TASK STATEMENT:
The required output is a single number: how many lines of the material contain the string "heading".

EXCERPTED RECORDS:
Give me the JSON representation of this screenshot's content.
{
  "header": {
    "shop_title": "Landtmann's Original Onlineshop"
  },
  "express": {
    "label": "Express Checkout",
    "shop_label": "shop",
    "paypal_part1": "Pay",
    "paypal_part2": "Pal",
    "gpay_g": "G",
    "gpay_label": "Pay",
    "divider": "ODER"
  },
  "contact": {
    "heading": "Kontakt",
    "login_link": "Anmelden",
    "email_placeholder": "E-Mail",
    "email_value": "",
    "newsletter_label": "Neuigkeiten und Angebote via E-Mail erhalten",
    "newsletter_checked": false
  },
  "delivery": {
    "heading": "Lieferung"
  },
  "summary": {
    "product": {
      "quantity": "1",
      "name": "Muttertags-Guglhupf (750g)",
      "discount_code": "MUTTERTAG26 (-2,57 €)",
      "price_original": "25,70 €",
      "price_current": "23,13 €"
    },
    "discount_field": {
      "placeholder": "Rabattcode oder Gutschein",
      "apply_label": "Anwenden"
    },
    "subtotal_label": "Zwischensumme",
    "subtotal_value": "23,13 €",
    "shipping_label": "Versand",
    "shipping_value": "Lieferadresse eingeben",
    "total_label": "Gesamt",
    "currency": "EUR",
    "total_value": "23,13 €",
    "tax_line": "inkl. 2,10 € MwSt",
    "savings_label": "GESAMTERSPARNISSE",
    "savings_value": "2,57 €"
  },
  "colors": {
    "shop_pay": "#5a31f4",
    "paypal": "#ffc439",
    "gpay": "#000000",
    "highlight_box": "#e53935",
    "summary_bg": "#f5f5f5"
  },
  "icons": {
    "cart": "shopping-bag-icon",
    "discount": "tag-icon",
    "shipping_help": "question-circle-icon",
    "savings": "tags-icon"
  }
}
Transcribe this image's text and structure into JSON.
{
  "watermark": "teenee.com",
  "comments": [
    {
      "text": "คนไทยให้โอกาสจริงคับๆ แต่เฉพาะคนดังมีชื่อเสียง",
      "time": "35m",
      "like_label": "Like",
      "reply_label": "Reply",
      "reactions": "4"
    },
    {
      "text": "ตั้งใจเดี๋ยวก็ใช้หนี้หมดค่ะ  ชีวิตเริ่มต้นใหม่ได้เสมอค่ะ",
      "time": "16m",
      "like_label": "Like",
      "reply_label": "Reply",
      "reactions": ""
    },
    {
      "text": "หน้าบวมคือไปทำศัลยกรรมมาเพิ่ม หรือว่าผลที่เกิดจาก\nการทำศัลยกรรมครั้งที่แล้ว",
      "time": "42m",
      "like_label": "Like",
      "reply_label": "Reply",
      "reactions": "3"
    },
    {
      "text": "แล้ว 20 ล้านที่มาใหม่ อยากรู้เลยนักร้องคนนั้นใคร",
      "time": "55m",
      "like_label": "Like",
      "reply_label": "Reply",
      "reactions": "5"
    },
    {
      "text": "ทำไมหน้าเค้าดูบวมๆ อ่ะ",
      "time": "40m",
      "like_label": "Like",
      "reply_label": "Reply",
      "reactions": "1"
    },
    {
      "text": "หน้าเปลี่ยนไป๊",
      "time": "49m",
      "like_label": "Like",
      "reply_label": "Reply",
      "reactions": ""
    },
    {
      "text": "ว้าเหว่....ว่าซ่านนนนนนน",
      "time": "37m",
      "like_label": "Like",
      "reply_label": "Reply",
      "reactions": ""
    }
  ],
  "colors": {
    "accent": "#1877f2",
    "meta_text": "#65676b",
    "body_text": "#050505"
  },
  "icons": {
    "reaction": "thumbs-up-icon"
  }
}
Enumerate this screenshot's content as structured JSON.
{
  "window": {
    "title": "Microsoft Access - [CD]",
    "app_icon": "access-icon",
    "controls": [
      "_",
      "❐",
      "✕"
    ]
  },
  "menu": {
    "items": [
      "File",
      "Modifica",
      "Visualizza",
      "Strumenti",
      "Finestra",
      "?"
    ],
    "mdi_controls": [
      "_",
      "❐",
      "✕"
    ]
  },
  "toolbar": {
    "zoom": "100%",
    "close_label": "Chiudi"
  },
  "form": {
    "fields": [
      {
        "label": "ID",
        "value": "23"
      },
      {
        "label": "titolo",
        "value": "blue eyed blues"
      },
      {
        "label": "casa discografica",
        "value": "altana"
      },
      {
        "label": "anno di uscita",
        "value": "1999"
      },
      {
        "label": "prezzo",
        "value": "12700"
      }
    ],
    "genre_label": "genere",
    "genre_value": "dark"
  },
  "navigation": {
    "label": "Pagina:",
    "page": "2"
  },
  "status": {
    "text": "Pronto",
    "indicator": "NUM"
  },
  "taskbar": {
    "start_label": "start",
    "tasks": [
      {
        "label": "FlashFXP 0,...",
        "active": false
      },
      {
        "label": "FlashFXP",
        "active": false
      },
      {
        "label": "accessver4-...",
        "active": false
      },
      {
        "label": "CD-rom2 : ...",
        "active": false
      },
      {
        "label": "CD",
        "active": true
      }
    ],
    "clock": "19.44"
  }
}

EXERCISE ANSWER:
2